Exercise details:
The records below hold pictures; please leave those out and retype the rest exactly.

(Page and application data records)
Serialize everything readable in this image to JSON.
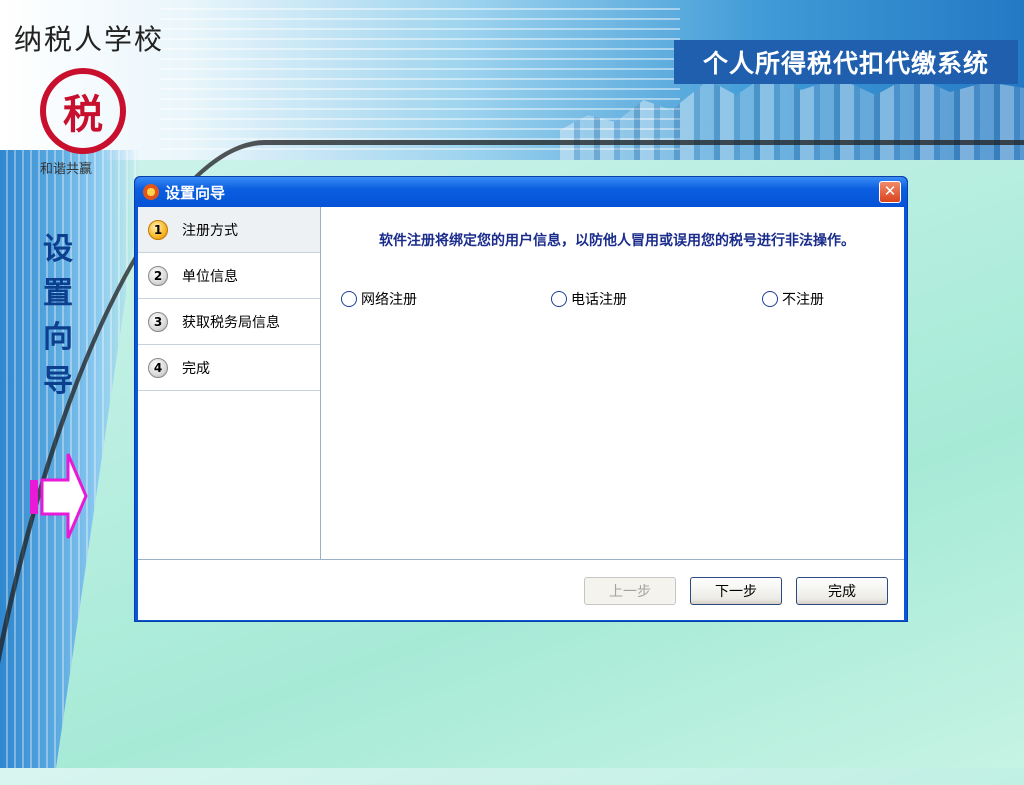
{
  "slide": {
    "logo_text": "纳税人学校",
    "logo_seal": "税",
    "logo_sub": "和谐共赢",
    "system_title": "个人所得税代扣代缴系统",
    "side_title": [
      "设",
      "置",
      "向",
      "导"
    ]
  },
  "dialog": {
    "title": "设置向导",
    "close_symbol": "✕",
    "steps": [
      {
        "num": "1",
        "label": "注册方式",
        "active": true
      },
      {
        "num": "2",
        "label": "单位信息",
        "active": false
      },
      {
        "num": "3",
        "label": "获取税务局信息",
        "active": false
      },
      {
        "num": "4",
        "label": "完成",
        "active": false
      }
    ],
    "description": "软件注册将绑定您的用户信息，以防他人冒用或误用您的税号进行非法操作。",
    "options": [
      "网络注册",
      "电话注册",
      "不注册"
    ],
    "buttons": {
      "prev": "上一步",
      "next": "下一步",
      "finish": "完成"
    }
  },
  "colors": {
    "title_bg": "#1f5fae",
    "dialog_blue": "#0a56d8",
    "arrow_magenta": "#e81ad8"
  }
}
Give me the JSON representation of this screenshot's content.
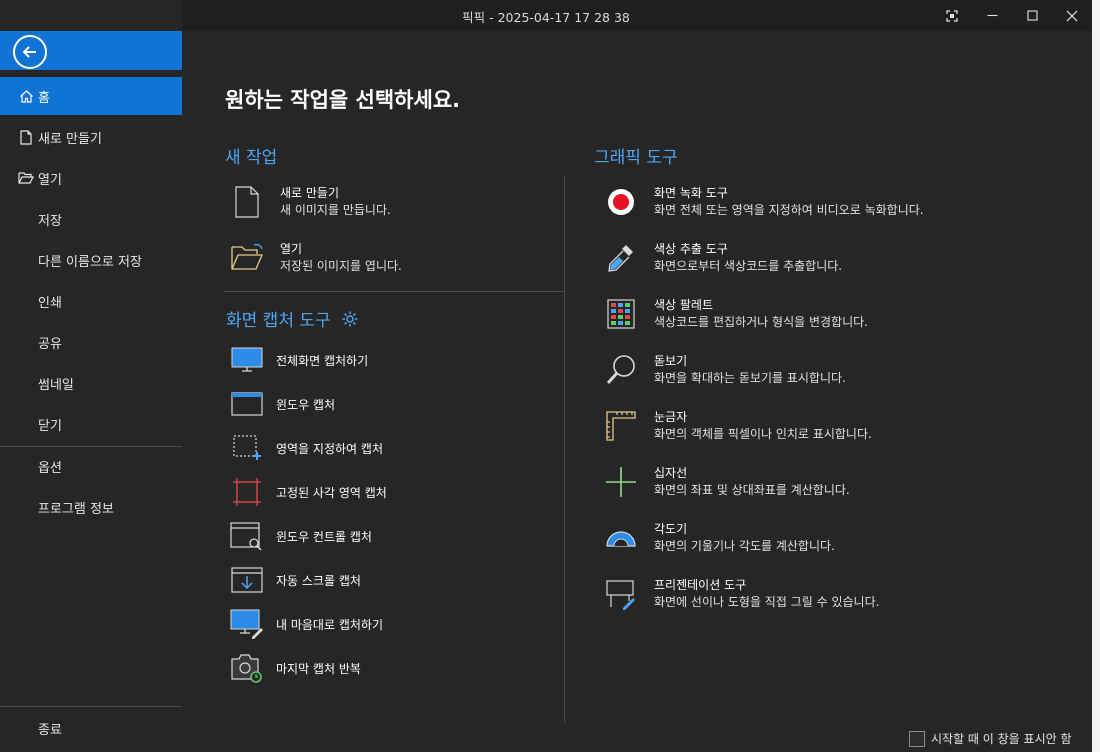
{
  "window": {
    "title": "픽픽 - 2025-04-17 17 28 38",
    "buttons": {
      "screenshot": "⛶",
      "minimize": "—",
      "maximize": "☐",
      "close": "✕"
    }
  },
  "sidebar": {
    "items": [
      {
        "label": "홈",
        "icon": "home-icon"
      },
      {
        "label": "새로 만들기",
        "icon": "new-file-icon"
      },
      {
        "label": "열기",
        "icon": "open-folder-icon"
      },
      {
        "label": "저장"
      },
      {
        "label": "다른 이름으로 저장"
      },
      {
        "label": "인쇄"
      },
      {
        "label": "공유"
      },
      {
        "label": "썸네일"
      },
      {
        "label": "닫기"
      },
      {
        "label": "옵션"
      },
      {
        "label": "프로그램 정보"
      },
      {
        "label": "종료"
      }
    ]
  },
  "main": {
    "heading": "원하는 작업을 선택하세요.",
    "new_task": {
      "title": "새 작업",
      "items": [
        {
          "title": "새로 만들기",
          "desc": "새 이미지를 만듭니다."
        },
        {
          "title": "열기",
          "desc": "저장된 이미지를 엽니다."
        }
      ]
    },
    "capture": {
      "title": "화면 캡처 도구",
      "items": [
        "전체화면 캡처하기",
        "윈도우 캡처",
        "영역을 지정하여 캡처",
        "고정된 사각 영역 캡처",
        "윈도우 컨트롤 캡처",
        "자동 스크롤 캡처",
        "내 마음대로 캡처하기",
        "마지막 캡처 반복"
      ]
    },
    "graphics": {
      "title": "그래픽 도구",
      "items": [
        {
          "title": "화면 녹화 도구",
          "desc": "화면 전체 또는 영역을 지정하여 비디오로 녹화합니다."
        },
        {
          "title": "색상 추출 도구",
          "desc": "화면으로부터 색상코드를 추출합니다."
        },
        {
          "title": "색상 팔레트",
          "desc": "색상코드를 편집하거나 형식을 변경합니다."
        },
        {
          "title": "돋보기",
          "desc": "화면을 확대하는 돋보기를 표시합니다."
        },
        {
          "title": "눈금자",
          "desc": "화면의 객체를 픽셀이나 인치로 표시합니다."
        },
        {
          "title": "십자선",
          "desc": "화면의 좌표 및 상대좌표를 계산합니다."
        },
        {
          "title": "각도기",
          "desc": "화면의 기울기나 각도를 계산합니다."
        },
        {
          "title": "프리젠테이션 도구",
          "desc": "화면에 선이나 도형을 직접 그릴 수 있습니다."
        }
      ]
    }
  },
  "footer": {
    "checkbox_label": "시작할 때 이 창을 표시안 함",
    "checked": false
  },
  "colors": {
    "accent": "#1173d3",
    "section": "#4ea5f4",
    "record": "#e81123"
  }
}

Response box:
Serialize everything readable in this image to JSON.
{
  "slide": {
    "logo_text": "纳税人学校",
    "logo_seal": "税",
    "logo_sub": "和谐共赢",
    "system_title": "个人所得税代扣代缴系统",
    "side_title": [
      "设",
      "置",
      "向",
      "导"
    ]
  },
  "dialog": {
    "title": "设置向导",
    "close_symbol": "✕",
    "steps": [
      {
        "num": "1",
        "label": "注册方式",
        "active": true
      },
      {
        "num": "2",
        "label": "单位信息",
        "active": false
      },
      {
        "num": "3",
        "label": "获取税务局信息",
        "active": false
      },
      {
        "num": "4",
        "label": "完成",
        "active": false
      }
    ],
    "description": "软件注册将绑定您的用户信息，以防他人冒用或误用您的税号进行非法操作。",
    "options": [
      "网络注册",
      "电话注册",
      "不注册"
    ],
    "buttons": {
      "prev": "上一步",
      "next": "下一步",
      "finish": "完成"
    }
  },
  "colors": {
    "title_bg": "#1f5fae",
    "dialog_blue": "#0a56d8",
    "arrow_magenta": "#e81ad8"
  }
}
Give me the JSON representation of this screenshot's content.
{
  "window": {
    "title": "픽픽 - 2025-04-17 17 28 38",
    "buttons": {
      "screenshot": "⛶",
      "minimize": "—",
      "maximize": "☐",
      "close": "✕"
    }
  },
  "sidebar": {
    "items": [
      {
        "label": "홈",
        "icon": "home-icon"
      },
      {
        "label": "새로 만들기",
        "icon": "new-file-icon"
      },
      {
        "label": "열기",
        "icon": "open-folder-icon"
      },
      {
        "label": "저장"
      },
      {
        "label": "다른 이름으로 저장"
      },
      {
        "label": "인쇄"
      },
      {
        "label": "공유"
      },
      {
        "label": "썸네일"
      },
      {
        "label": "닫기"
      },
      {
        "label": "옵션"
      },
      {
        "label": "프로그램 정보"
      },
      {
        "label": "종료"
      }
    ]
  },
  "main": {
    "heading": "원하는 작업을 선택하세요.",
    "new_task": {
      "title": "새 작업",
      "items": [
        {
          "title": "새로 만들기",
          "desc": "새 이미지를 만듭니다."
        },
        {
          "title": "열기",
          "desc": "저장된 이미지를 엽니다."
        }
      ]
    },
    "capture": {
      "title": "화면 캡처 도구",
      "items": [
        "전체화면 캡처하기",
        "윈도우 캡처",
        "영역을 지정하여 캡처",
        "고정된 사각 영역 캡처",
        "윈도우 컨트롤 캡처",
        "자동 스크롤 캡처",
        "내 마음대로 캡처하기",
        "마지막 캡처 반복"
      ]
    },
    "graphics": {
      "title": "그래픽 도구",
      "items": [
        {
          "title": "화면 녹화 도구",
          "desc": "화면 전체 또는 영역을 지정하여 비디오로 녹화합니다."
        },
        {
          "title": "색상 추출 도구",
          "desc": "화면으로부터 색상코드를 추출합니다."
        },
        {
          "title": "색상 팔레트",
          "desc": "색상코드를 편집하거나 형식을 변경합니다."
        },
        {
          "title": "돋보기",
          "desc": "화면을 확대하는 돋보기를 표시합니다."
        },
        {
          "title": "눈금자",
          "desc": "화면의 객체를 픽셀이나 인치로 표시합니다."
        },
        {
          "title": "십자선",
          "desc": "화면의 좌표 및 상대좌표를 계산합니다."
        },
        {
          "title": "각도기",
          "desc": "화면의 기울기나 각도를 계산합니다."
        },
        {
          "title": "프리젠테이션 도구",
          "desc": "화면에 선이나 도형을 직접 그릴 수 있습니다."
        }
      ]
    }
  },
  "footer": {
    "checkbox_label": "시작할 때 이 창을 표시안 함",
    "checked": false
  },
  "colors": {
    "accent": "#1173d3",
    "section": "#4ea5f4",
    "record": "#e81123"
  }
}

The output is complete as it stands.